- _Given data_
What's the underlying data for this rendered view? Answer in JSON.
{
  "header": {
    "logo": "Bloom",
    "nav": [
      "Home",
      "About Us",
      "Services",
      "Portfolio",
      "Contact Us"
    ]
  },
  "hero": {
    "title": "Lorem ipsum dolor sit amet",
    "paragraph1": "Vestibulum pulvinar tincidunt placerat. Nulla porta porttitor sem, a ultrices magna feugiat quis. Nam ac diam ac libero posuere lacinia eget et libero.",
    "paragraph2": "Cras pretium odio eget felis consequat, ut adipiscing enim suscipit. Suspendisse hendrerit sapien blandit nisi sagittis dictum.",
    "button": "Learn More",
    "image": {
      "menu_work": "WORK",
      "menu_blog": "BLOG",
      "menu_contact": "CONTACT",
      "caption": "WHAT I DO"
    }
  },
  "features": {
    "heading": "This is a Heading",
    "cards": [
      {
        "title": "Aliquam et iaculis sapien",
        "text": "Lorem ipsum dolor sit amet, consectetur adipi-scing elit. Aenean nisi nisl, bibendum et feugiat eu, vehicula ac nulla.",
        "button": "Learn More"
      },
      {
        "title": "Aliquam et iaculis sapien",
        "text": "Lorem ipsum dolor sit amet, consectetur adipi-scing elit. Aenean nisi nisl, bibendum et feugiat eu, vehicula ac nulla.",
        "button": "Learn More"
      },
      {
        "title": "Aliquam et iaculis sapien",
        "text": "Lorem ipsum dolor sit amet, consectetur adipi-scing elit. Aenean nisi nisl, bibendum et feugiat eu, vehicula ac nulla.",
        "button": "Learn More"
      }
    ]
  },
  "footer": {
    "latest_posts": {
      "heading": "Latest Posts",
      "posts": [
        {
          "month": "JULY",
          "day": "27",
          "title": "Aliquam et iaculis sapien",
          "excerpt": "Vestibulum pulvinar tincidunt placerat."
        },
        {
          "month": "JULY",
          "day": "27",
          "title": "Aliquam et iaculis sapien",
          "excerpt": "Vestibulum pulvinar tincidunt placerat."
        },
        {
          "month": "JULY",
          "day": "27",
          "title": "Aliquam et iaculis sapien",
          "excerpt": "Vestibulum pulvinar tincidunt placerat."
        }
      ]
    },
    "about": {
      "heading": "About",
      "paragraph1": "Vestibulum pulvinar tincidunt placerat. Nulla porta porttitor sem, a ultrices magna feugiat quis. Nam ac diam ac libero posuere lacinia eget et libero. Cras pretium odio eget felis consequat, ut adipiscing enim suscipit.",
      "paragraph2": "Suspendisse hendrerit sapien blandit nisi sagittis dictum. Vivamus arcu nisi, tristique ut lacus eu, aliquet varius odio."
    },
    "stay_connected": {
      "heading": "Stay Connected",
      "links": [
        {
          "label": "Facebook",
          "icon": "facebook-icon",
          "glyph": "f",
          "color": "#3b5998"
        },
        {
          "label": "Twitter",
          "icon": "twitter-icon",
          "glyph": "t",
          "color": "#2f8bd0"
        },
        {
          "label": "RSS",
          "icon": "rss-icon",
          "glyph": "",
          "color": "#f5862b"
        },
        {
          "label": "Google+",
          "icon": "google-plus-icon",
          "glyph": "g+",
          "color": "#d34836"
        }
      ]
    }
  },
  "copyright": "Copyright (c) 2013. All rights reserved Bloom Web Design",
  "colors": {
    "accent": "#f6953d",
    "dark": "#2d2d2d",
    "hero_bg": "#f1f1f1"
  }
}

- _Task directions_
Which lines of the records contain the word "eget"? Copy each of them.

- _Your solution_
    "paragraph1": "Vestibulum pulvinar tincidunt placerat. Nulla porta porttitor sem, a ultrices magna feugiat quis. Nam ac diam ac libero posuere lacinia eget et libero.",
    "paragraph2": "Cras pretium odio eget felis consequat, ut adipiscing enim suscipit. Suspendisse hendrerit sapien blandit nisi sagittis dictum.",
      "paragraph1": "Vestibulum pulvinar tincidunt placerat. Nulla porta porttitor sem, a ultrices magna feugiat quis. Nam ac diam ac libero posuere lacinia eget et libero. Cras pretium odio eget felis consequat, ut adipiscing enim suscipit.",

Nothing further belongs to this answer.